> Task brief:
Your reply should be a single number, the count of lines in the records that contain the string "replies".

------------------------------

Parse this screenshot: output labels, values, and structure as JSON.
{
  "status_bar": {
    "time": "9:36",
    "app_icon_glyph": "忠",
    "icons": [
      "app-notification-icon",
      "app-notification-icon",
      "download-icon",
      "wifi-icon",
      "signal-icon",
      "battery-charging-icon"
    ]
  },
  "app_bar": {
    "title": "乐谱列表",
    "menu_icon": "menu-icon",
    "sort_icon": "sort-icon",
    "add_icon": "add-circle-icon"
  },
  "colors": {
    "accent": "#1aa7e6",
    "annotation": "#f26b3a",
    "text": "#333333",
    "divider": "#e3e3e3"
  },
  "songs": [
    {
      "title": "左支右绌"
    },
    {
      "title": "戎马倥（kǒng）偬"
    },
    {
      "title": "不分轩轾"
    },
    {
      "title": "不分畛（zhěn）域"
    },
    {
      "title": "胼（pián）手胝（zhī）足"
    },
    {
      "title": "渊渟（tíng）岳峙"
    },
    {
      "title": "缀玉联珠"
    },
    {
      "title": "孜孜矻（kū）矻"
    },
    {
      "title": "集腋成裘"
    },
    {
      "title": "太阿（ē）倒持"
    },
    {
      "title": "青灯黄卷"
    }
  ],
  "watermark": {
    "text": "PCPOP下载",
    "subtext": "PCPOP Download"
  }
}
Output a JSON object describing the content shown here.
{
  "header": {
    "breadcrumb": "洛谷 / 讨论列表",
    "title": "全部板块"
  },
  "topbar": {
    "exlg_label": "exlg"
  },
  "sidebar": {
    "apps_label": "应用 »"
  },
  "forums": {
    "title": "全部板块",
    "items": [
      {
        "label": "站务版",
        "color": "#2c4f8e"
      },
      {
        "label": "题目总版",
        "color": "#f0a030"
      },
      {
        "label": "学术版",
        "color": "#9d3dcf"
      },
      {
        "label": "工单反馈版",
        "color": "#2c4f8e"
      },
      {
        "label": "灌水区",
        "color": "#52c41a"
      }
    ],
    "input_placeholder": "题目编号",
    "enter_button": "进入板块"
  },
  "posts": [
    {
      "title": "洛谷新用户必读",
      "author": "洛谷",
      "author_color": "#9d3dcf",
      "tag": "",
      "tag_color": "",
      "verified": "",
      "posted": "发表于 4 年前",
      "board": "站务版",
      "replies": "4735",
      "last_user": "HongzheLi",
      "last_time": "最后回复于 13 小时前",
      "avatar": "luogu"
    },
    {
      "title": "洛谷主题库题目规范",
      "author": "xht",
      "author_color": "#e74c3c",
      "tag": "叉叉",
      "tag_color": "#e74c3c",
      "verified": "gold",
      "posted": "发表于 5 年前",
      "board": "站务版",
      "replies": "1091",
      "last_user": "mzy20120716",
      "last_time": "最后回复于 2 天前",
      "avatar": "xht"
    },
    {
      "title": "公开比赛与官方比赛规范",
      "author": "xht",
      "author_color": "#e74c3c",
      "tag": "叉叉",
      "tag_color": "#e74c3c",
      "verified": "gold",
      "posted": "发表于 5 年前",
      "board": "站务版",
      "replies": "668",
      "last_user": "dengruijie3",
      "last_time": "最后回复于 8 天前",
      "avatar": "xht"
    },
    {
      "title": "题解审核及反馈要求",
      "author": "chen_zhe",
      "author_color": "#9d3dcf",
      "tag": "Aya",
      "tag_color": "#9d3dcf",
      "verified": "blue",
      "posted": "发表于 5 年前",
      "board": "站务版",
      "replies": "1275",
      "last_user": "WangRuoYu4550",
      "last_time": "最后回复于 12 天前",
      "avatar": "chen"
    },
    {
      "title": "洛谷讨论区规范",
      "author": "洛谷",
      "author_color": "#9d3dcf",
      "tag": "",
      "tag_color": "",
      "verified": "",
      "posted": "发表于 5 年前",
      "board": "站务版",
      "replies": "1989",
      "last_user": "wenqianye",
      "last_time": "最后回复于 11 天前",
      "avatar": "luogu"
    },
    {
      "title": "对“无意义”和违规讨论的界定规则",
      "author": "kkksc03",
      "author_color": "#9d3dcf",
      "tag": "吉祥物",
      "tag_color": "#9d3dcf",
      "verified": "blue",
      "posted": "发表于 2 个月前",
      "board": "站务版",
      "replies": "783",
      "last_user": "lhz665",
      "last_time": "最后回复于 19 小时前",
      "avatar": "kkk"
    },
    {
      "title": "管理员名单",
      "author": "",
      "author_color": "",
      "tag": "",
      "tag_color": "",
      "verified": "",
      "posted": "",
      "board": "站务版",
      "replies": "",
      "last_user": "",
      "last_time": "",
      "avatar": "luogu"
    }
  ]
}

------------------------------

> Task response:
7